**AIM OF THE EXERCISE:** Set down every record below exactly as written, but leave out the pictures.

**DATA RECORDS:**
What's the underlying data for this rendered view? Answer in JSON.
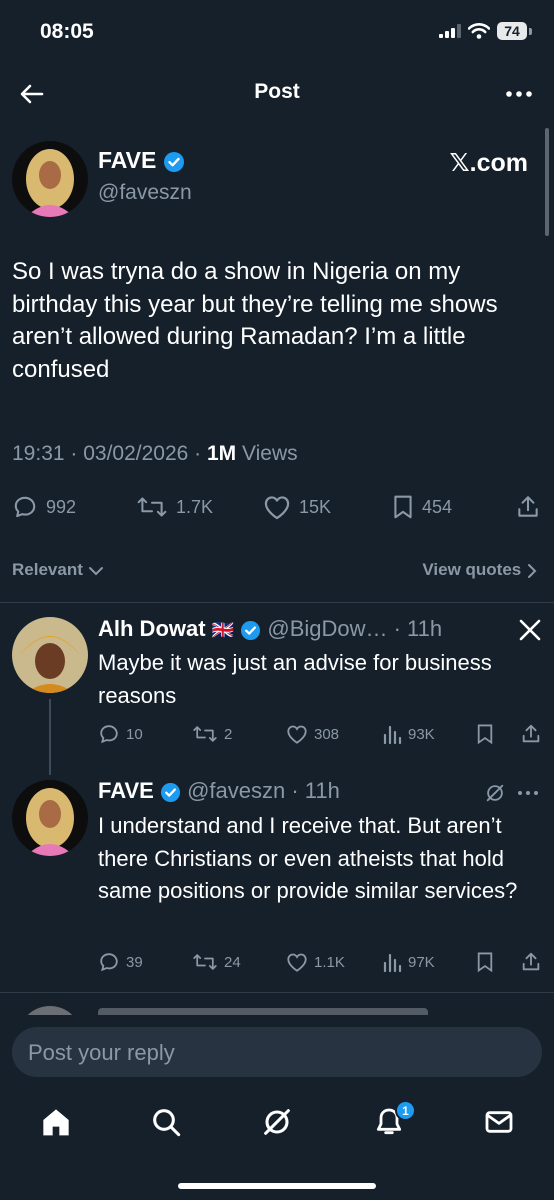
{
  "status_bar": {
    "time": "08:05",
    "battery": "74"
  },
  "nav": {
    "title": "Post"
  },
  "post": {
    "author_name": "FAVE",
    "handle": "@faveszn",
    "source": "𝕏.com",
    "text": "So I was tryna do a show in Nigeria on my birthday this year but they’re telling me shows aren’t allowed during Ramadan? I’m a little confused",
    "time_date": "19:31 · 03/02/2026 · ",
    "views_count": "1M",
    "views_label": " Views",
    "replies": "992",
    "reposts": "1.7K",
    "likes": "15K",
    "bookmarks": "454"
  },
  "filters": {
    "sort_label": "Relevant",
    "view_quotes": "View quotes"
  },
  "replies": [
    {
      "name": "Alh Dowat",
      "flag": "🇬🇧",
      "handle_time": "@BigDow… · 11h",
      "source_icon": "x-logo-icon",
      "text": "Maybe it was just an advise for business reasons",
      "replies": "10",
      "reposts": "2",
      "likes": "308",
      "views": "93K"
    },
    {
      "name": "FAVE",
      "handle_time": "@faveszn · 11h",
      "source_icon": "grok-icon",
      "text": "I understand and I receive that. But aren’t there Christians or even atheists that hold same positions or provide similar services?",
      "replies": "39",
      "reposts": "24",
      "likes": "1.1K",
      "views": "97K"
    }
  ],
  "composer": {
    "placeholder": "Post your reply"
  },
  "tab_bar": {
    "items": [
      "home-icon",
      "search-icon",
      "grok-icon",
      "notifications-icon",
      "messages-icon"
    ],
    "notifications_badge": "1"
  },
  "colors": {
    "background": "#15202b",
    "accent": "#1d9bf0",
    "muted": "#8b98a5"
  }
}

**REPLY:**
What's the underlying data for this rendered view? Answer in JSON.
{
  "status_bar": {
    "time": "08:05",
    "battery": "74"
  },
  "nav": {
    "title": "Post"
  },
  "post": {
    "author_name": "FAVE",
    "handle": "@faveszn",
    "source": "𝕏.com",
    "text": "So I was tryna do a show in Nigeria on my birthday this year but they’re telling me shows aren’t allowed during Ramadan? I’m a little confused",
    "time_date": "19:31 · 03/02/2026 · ",
    "views_count": "1M",
    "views_label": " Views",
    "replies": "992",
    "reposts": "1.7K",
    "likes": "15K",
    "bookmarks": "454"
  },
  "filters": {
    "sort_label": "Relevant",
    "view_quotes": "View quotes"
  },
  "replies": [
    {
      "name": "Alh Dowat",
      "flag": "🇬🇧",
      "handle_time": "@BigDow… · 11h",
      "source_icon": "x-logo-icon",
      "text": "Maybe it was just an advise for business reasons",
      "replies": "10",
      "reposts": "2",
      "likes": "308",
      "views": "93K"
    },
    {
      "name": "FAVE",
      "handle_time": "@faveszn · 11h",
      "source_icon": "grok-icon",
      "text": "I understand and I receive that. But aren’t there Christians or even atheists that hold same positions or provide similar services?",
      "replies": "39",
      "reposts": "24",
      "likes": "1.1K",
      "views": "97K"
    }
  ],
  "composer": {
    "placeholder": "Post your reply"
  },
  "tab_bar": {
    "items": [
      "home-icon",
      "search-icon",
      "grok-icon",
      "notifications-icon",
      "messages-icon"
    ],
    "notifications_badge": "1"
  },
  "colors": {
    "background": "#15202b",
    "accent": "#1d9bf0",
    "muted": "#8b98a5"
  }
}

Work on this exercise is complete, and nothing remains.